■ **Directions for this task**: Every record below should be printed exactly as it appears.

■ **Data shown**:
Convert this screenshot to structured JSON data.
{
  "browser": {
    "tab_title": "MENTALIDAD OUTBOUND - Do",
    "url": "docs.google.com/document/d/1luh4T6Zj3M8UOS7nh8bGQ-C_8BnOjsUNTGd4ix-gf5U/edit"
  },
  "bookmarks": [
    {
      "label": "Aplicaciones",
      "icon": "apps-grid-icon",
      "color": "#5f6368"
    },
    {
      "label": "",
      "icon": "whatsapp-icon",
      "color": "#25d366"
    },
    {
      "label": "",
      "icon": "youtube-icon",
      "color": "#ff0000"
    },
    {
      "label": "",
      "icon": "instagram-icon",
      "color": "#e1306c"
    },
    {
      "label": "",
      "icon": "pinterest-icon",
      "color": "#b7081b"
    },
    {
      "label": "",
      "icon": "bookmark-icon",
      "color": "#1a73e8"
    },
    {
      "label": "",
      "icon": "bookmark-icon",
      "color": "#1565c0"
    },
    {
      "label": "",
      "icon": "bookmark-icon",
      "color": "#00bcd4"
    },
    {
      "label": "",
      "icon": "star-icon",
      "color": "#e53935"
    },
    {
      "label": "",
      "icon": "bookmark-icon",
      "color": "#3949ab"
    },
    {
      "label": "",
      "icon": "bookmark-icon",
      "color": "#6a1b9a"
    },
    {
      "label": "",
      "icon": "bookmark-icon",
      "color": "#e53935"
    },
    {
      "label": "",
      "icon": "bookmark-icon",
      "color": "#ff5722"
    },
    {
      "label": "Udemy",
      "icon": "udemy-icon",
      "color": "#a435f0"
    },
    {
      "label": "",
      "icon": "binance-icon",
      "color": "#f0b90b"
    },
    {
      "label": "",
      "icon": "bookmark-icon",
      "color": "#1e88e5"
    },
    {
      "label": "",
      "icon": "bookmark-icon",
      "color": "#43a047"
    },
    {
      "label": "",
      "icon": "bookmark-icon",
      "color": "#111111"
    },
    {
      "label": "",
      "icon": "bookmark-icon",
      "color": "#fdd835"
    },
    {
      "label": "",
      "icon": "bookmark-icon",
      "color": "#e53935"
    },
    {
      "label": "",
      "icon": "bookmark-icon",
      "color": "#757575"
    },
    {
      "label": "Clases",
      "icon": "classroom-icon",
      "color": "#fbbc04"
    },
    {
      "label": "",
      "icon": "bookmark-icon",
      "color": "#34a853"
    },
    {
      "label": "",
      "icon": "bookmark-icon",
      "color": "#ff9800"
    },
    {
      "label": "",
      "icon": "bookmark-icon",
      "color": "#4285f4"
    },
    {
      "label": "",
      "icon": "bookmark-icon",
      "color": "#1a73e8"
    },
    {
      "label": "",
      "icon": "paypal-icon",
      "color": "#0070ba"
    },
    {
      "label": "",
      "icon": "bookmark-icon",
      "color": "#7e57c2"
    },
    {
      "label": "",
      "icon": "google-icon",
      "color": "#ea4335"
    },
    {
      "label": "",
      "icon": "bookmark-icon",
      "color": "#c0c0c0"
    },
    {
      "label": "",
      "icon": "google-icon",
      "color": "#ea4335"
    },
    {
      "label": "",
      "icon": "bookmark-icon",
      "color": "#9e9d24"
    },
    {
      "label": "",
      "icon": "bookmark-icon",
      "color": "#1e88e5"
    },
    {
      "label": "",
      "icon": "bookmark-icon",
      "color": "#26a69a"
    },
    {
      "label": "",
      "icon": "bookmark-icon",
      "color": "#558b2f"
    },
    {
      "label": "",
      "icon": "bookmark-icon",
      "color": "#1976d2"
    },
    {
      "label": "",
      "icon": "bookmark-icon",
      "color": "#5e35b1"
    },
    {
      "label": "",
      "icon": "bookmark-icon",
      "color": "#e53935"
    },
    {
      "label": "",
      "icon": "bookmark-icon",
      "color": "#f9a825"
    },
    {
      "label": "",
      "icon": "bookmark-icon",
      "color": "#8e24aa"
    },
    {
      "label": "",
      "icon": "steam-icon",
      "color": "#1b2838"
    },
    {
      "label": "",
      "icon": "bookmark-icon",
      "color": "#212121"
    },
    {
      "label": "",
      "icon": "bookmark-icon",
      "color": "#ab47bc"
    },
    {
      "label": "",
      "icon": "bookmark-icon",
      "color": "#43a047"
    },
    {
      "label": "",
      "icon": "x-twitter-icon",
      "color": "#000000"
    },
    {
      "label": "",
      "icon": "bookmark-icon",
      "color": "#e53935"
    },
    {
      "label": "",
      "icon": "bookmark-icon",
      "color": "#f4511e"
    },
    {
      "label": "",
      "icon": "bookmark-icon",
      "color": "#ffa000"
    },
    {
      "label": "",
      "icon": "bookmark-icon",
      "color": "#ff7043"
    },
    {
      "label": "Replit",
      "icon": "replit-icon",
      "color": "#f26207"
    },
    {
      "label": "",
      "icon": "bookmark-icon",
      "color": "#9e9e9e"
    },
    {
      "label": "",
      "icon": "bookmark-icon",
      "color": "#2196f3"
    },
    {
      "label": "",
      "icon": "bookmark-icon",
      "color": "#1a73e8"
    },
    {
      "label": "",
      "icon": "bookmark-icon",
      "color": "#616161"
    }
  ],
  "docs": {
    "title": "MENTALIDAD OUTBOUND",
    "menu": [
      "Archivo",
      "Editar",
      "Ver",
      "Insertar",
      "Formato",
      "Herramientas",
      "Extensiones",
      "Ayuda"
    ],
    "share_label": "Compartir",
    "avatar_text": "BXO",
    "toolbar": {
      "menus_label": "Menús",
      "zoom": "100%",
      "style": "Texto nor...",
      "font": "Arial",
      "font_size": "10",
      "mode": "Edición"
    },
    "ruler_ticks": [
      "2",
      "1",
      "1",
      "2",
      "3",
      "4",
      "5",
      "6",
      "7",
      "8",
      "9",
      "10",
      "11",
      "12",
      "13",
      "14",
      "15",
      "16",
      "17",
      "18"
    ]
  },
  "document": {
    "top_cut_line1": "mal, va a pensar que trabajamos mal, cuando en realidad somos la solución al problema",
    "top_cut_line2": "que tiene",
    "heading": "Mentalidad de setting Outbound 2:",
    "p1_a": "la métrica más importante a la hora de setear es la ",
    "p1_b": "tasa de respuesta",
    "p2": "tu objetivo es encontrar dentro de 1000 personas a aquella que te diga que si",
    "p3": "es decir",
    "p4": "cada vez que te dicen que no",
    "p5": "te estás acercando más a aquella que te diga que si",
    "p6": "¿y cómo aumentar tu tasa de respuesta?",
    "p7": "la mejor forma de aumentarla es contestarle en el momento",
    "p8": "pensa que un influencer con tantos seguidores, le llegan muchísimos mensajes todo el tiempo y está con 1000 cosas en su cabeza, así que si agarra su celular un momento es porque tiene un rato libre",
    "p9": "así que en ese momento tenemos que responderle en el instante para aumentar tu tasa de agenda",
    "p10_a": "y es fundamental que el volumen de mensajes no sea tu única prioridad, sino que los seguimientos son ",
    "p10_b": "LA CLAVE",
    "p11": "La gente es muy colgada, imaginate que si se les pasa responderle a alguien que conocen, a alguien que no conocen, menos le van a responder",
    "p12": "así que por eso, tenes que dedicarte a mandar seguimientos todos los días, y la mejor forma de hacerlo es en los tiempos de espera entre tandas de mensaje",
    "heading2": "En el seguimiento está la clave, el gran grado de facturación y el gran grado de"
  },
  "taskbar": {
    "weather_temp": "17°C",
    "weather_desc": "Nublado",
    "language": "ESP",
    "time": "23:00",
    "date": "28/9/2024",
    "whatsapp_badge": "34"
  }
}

■ **Worked solution**:
Convert this screenshot to structured JSON data.
{
  "browser": {
    "tab_title": "MENTALIDAD OUTBOUND - Do",
    "url": "docs.google.com/document/d/1luh4T6Zj3M8UOS7nh8bGQ-C_8BnOjsUNTGd4ix-gf5U/edit"
  },
  "bookmarks": [
    {
      "label": "Aplicaciones",
      "icon": "apps-grid-icon",
      "color": "#5f6368"
    },
    {
      "label": "",
      "icon": "whatsapp-icon",
      "color": "#25d366"
    },
    {
      "label": "",
      "icon": "youtube-icon",
      "color": "#ff0000"
    },
    {
      "label": "",
      "icon": "instagram-icon",
      "color": "#e1306c"
    },
    {
      "label": "",
      "icon": "pinterest-icon",
      "color": "#b7081b"
    },
    {
      "label": "",
      "icon": "bookmark-icon",
      "color": "#1a73e8"
    },
    {
      "label": "",
      "icon": "bookmark-icon",
      "color": "#1565c0"
    },
    {
      "label": "",
      "icon": "bookmark-icon",
      "color": "#00bcd4"
    },
    {
      "label": "",
      "icon": "star-icon",
      "color": "#e53935"
    },
    {
      "label": "",
      "icon": "bookmark-icon",
      "color": "#3949ab"
    },
    {
      "label": "",
      "icon": "bookmark-icon",
      "color": "#6a1b9a"
    },
    {
      "label": "",
      "icon": "bookmark-icon",
      "color": "#e53935"
    },
    {
      "label": "",
      "icon": "bookmark-icon",
      "color": "#ff5722"
    },
    {
      "label": "Udemy",
      "icon": "udemy-icon",
      "color": "#a435f0"
    },
    {
      "label": "",
      "icon": "binance-icon",
      "color": "#f0b90b"
    },
    {
      "label": "",
      "icon": "bookmark-icon",
      "color": "#1e88e5"
    },
    {
      "label": "",
      "icon": "bookmark-icon",
      "color": "#43a047"
    },
    {
      "label": "",
      "icon": "bookmark-icon",
      "color": "#111111"
    },
    {
      "label": "",
      "icon": "bookmark-icon",
      "color": "#fdd835"
    },
    {
      "label": "",
      "icon": "bookmark-icon",
      "color": "#e53935"
    },
    {
      "label": "",
      "icon": "bookmark-icon",
      "color": "#757575"
    },
    {
      "label": "Clases",
      "icon": "classroom-icon",
      "color": "#fbbc04"
    },
    {
      "label": "",
      "icon": "bookmark-icon",
      "color": "#34a853"
    },
    {
      "label": "",
      "icon": "bookmark-icon",
      "color": "#ff9800"
    },
    {
      "label": "",
      "icon": "bookmark-icon",
      "color": "#4285f4"
    },
    {
      "label": "",
      "icon": "bookmark-icon",
      "color": "#1a73e8"
    },
    {
      "label": "",
      "icon": "paypal-icon",
      "color": "#0070ba"
    },
    {
      "label": "",
      "icon": "bookmark-icon",
      "color": "#7e57c2"
    },
    {
      "label": "",
      "icon": "google-icon",
      "color": "#ea4335"
    },
    {
      "label": "",
      "icon": "bookmark-icon",
      "color": "#c0c0c0"
    },
    {
      "label": "",
      "icon": "google-icon",
      "color": "#ea4335"
    },
    {
      "label": "",
      "icon": "bookmark-icon",
      "color": "#9e9d24"
    },
    {
      "label": "",
      "icon": "bookmark-icon",
      "color": "#1e88e5"
    },
    {
      "label": "",
      "icon": "bookmark-icon",
      "color": "#26a69a"
    },
    {
      "label": "",
      "icon": "bookmark-icon",
      "color": "#558b2f"
    },
    {
      "label": "",
      "icon": "bookmark-icon",
      "color": "#1976d2"
    },
    {
      "label": "",
      "icon": "bookmark-icon",
      "color": "#5e35b1"
    },
    {
      "label": "",
      "icon": "bookmark-icon",
      "color": "#e53935"
    },
    {
      "label": "",
      "icon": "bookmark-icon",
      "color": "#f9a825"
    },
    {
      "label": "",
      "icon": "bookmark-icon",
      "color": "#8e24aa"
    },
    {
      "label": "",
      "icon": "steam-icon",
      "color": "#1b2838"
    },
    {
      "label": "",
      "icon": "bookmark-icon",
      "color": "#212121"
    },
    {
      "label": "",
      "icon": "bookmark-icon",
      "color": "#ab47bc"
    },
    {
      "label": "",
      "icon": "bookmark-icon",
      "color": "#43a047"
    },
    {
      "label": "",
      "icon": "x-twitter-icon",
      "color": "#000000"
    },
    {
      "label": "",
      "icon": "bookmark-icon",
      "color": "#e53935"
    },
    {
      "label": "",
      "icon": "bookmark-icon",
      "color": "#f4511e"
    },
    {
      "label": "",
      "icon": "bookmark-icon",
      "color": "#ffa000"
    },
    {
      "label": "",
      "icon": "bookmark-icon",
      "color": "#ff7043"
    },
    {
      "label": "Replit",
      "icon": "replit-icon",
      "color": "#f26207"
    },
    {
      "label": "",
      "icon": "bookmark-icon",
      "color": "#9e9e9e"
    },
    {
      "label": "",
      "icon": "bookmark-icon",
      "color": "#2196f3"
    },
    {
      "label": "",
      "icon": "bookmark-icon",
      "color": "#1a73e8"
    },
    {
      "label": "",
      "icon": "bookmark-icon",
      "color": "#616161"
    }
  ],
  "docs": {
    "title": "MENTALIDAD OUTBOUND",
    "menu": [
      "Archivo",
      "Editar",
      "Ver",
      "Insertar",
      "Formato",
      "Herramientas",
      "Extensiones",
      "Ayuda"
    ],
    "share_label": "Compartir",
    "avatar_text": "BXO",
    "toolbar": {
      "menus_label": "Menús",
      "zoom": "100%",
      "style": "Texto nor...",
      "font": "Arial",
      "font_size": "10",
      "mode": "Edición"
    },
    "ruler_ticks": [
      "2",
      "1",
      "1",
      "2",
      "3",
      "4",
      "5",
      "6",
      "7",
      "8",
      "9",
      "10",
      "11",
      "12",
      "13",
      "14",
      "15",
      "16",
      "17",
      "18"
    ]
  },
  "document": {
    "top_cut_line1": "mal, va a pensar que trabajamos mal, cuando en realidad somos la solución al problema",
    "top_cut_line2": "que tiene",
    "heading": "Mentalidad de setting Outbound 2:",
    "p1_a": "la métrica más importante a la hora de setear es la ",
    "p1_b": "tasa de respuesta",
    "p2": "tu objetivo es encontrar dentro de 1000 personas a aquella que te diga que si",
    "p3": "es decir",
    "p4": "cada vez que te dicen que no",
    "p5": "te estás acercando más a aquella que te diga que si",
    "p6": "¿y cómo aumentar tu tasa de respuesta?",
    "p7": "la mejor forma de aumentarla es contestarle en el momento",
    "p8": "pensa que un influencer con tantos seguidores, le llegan muchísimos mensajes todo el tiempo y está con 1000 cosas en su cabeza, así que si agarra su celular un momento es porque tiene un rato libre",
    "p9": "así que en ese momento tenemos que responderle en el instante para aumentar tu tasa de agenda",
    "p10_a": "y es fundamental que el volumen de mensajes no sea tu única prioridad, sino que los seguimientos son ",
    "p10_b": "LA CLAVE",
    "p11": "La gente es muy colgada, imaginate que si se les pasa responderle a alguien que conocen, a alguien que no conocen, menos le van a responder",
    "p12": "así que por eso, tenes que dedicarte a mandar seguimientos todos los días, y la mejor forma de hacerlo es en los tiempos de espera entre tandas de mensaje",
    "heading2": "En el seguimiento está la clave, el gran grado de facturación y el gran grado de"
  },
  "taskbar": {
    "weather_temp": "17°C",
    "weather_desc": "Nublado",
    "language": "ESP",
    "time": "23:00",
    "date": "28/9/2024",
    "whatsapp_badge": "34"
  }
}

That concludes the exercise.